__Problem description__. Lines of the material that include the string "screenshot" should be returned.

__Data for processing__.
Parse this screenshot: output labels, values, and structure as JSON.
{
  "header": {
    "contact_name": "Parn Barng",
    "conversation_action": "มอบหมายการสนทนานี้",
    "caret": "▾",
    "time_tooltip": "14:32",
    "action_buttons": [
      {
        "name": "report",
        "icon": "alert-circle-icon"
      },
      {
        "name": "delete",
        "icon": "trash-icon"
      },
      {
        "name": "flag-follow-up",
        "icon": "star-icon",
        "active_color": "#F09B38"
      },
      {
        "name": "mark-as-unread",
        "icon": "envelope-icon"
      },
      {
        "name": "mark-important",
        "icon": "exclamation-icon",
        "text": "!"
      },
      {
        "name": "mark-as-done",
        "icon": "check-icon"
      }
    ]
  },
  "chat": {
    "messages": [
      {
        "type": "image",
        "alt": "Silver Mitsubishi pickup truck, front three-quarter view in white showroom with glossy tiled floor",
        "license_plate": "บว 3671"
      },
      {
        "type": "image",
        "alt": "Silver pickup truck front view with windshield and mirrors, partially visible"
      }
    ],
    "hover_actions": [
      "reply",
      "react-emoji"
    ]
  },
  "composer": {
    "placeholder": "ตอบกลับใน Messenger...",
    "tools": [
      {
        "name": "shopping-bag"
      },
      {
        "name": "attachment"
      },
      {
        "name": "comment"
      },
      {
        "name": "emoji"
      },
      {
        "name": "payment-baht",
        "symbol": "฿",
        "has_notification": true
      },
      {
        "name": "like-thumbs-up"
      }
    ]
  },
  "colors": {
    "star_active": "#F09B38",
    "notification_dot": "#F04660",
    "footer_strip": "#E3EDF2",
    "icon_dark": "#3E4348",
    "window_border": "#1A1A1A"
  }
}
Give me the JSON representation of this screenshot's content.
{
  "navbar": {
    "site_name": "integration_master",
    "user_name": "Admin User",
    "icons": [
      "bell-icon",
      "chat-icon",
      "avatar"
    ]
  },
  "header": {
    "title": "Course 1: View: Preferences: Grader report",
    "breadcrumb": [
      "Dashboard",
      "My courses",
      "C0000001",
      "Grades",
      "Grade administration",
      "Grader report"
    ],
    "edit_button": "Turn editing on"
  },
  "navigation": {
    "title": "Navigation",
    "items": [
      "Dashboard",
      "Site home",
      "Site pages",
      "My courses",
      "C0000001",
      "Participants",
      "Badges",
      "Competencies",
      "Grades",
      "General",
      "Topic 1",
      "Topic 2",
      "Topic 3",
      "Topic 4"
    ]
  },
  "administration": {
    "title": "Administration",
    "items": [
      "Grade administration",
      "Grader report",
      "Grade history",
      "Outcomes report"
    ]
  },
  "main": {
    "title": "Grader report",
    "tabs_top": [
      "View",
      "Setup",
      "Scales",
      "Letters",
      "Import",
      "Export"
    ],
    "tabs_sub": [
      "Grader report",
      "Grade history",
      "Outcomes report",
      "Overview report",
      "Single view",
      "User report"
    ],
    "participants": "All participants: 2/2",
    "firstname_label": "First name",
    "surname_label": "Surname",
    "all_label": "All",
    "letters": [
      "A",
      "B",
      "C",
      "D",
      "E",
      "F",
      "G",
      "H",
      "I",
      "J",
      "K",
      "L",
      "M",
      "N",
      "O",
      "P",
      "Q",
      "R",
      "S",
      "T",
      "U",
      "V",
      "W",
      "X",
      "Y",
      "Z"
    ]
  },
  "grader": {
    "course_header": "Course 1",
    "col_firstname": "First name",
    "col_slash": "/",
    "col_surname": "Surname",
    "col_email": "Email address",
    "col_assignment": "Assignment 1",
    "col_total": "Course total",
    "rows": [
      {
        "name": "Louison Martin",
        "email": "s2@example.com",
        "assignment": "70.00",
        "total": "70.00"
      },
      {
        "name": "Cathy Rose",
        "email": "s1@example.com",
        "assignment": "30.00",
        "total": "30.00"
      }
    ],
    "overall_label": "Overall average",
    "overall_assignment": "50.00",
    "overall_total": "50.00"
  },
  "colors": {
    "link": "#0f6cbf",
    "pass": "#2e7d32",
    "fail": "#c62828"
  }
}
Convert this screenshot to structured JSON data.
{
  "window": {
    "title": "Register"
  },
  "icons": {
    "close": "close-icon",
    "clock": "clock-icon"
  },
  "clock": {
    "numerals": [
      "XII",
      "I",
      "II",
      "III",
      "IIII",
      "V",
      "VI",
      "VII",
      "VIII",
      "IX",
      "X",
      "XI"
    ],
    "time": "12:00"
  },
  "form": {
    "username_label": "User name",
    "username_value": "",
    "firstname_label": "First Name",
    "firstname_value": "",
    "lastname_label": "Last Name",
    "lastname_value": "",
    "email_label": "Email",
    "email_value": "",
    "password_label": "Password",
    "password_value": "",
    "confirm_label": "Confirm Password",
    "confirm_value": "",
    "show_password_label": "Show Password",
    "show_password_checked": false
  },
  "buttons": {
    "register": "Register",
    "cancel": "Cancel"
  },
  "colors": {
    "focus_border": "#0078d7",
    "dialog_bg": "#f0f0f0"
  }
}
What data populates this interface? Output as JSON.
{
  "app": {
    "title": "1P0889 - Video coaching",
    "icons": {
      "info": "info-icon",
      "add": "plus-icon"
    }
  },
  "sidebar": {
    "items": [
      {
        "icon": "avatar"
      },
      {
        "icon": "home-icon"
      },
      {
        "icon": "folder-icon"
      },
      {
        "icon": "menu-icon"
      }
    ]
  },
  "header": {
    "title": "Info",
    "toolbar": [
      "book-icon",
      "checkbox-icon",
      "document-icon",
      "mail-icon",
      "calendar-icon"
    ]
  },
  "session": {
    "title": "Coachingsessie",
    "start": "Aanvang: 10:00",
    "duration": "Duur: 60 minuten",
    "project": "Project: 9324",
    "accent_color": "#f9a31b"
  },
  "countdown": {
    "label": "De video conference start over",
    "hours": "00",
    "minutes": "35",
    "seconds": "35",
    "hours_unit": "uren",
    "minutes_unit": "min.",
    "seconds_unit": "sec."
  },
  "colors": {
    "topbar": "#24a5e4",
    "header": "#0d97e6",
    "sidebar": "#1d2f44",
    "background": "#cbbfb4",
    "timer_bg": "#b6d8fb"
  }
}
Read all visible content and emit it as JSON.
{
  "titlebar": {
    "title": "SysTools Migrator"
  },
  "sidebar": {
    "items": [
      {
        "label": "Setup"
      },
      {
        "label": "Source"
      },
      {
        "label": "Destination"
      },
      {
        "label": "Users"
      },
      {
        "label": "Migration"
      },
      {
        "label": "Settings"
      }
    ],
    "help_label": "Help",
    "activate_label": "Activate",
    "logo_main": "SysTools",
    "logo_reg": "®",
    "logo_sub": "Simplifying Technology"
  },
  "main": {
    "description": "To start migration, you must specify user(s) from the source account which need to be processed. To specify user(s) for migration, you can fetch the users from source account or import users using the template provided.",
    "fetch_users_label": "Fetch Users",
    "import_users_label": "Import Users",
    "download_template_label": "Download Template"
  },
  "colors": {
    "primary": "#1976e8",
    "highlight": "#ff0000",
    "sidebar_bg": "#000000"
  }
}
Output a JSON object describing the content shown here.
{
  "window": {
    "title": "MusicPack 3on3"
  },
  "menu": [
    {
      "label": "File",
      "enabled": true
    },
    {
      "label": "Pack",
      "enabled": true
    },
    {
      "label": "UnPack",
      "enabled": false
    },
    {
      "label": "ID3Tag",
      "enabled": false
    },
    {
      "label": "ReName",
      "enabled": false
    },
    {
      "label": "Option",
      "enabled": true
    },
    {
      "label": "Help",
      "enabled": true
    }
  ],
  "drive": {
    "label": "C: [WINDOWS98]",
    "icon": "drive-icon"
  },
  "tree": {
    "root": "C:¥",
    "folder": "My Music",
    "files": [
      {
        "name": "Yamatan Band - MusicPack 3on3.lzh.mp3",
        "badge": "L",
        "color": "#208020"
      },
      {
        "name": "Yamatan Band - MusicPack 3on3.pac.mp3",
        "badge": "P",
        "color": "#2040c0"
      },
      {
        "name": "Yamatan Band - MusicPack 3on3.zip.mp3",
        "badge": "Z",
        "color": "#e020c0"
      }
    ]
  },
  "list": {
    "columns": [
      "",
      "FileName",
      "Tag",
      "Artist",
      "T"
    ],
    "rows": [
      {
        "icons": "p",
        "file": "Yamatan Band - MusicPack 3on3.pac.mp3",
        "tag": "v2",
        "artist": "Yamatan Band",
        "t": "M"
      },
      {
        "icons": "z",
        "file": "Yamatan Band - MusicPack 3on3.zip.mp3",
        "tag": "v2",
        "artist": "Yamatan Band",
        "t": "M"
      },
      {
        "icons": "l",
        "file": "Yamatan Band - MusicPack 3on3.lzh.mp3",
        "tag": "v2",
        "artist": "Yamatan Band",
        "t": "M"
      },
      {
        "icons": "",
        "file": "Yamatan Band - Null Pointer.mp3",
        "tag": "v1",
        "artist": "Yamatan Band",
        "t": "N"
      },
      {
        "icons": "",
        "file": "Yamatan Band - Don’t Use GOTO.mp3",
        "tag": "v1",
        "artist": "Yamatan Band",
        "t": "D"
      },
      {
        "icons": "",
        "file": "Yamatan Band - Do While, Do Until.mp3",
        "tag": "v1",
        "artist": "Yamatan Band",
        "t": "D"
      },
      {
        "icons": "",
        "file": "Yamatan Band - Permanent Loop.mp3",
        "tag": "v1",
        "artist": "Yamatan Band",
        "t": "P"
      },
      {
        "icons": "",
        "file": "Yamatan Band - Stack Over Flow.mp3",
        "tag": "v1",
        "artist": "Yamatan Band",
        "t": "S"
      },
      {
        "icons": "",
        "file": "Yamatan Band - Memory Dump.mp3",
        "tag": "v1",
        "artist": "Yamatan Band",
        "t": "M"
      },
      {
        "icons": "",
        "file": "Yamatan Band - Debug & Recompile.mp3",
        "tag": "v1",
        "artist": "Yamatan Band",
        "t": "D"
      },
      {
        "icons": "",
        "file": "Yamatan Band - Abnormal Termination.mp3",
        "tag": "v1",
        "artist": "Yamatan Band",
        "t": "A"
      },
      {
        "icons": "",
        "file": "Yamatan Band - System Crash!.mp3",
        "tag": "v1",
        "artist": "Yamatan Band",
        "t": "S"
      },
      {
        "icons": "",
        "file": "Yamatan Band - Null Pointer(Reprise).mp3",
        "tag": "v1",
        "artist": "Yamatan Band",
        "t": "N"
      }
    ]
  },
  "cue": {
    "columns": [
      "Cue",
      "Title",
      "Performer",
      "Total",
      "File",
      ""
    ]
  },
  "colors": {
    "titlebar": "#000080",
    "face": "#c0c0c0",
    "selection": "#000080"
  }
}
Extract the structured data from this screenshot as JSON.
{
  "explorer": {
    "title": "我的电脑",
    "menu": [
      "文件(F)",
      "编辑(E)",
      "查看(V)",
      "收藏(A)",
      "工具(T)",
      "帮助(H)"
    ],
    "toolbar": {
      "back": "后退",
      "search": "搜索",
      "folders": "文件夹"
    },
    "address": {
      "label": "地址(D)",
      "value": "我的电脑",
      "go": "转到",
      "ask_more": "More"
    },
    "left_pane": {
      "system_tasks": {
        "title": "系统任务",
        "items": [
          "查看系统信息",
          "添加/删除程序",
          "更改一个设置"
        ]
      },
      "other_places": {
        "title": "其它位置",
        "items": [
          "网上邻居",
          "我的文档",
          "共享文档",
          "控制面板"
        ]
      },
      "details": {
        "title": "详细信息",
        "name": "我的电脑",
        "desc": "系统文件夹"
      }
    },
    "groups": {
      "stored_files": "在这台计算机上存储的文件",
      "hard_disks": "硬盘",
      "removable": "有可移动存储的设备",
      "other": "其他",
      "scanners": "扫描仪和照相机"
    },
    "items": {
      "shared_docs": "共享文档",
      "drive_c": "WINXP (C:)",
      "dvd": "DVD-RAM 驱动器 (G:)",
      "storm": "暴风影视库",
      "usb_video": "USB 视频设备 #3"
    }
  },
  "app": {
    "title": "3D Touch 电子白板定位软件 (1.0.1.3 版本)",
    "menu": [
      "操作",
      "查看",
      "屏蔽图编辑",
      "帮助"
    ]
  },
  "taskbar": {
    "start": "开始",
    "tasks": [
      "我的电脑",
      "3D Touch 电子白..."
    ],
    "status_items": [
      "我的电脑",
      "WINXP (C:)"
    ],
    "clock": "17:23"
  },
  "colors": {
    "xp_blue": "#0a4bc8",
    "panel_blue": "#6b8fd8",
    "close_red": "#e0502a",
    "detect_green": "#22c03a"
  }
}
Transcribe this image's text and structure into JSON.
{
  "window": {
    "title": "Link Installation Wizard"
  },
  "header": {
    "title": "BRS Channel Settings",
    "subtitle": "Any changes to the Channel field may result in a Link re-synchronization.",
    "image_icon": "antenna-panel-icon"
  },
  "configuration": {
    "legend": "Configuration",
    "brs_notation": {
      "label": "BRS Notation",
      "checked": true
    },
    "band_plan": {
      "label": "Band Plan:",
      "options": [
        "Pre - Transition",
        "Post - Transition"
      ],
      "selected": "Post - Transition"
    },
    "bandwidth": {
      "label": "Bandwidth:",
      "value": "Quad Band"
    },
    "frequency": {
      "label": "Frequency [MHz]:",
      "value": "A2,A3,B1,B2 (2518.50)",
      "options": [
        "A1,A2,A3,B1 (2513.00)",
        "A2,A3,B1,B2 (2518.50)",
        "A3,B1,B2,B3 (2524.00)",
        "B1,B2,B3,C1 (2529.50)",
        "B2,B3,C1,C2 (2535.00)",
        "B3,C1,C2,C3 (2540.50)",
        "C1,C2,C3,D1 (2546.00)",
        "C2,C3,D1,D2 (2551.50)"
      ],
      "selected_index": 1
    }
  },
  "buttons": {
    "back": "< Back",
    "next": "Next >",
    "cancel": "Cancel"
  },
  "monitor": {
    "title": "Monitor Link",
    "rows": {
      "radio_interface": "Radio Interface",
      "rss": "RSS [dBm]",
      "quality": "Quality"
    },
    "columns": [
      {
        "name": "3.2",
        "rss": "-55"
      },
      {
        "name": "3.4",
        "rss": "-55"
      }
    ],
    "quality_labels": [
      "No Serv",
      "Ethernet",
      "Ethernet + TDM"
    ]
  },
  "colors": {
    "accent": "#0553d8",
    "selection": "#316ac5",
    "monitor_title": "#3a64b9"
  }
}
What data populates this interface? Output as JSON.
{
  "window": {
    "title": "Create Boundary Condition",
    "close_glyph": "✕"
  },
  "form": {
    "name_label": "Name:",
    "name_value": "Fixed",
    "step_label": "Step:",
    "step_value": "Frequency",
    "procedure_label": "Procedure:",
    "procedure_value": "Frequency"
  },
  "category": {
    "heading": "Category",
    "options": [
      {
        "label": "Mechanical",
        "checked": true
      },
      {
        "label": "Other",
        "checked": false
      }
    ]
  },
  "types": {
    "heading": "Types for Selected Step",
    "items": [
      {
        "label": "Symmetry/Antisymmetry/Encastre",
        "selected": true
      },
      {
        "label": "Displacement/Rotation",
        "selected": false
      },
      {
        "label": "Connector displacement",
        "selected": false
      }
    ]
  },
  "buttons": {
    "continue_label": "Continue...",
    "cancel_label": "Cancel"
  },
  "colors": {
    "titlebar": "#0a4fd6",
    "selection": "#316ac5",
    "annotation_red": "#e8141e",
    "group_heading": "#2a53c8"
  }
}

__The completed task__.
Parse this screenshot: output labels, values, and structure as JSON.
Give me the JSON representation of this screenshot's content.
Convert this screenshot to structured JSON data.
Extract the structured data from this screenshot as JSON.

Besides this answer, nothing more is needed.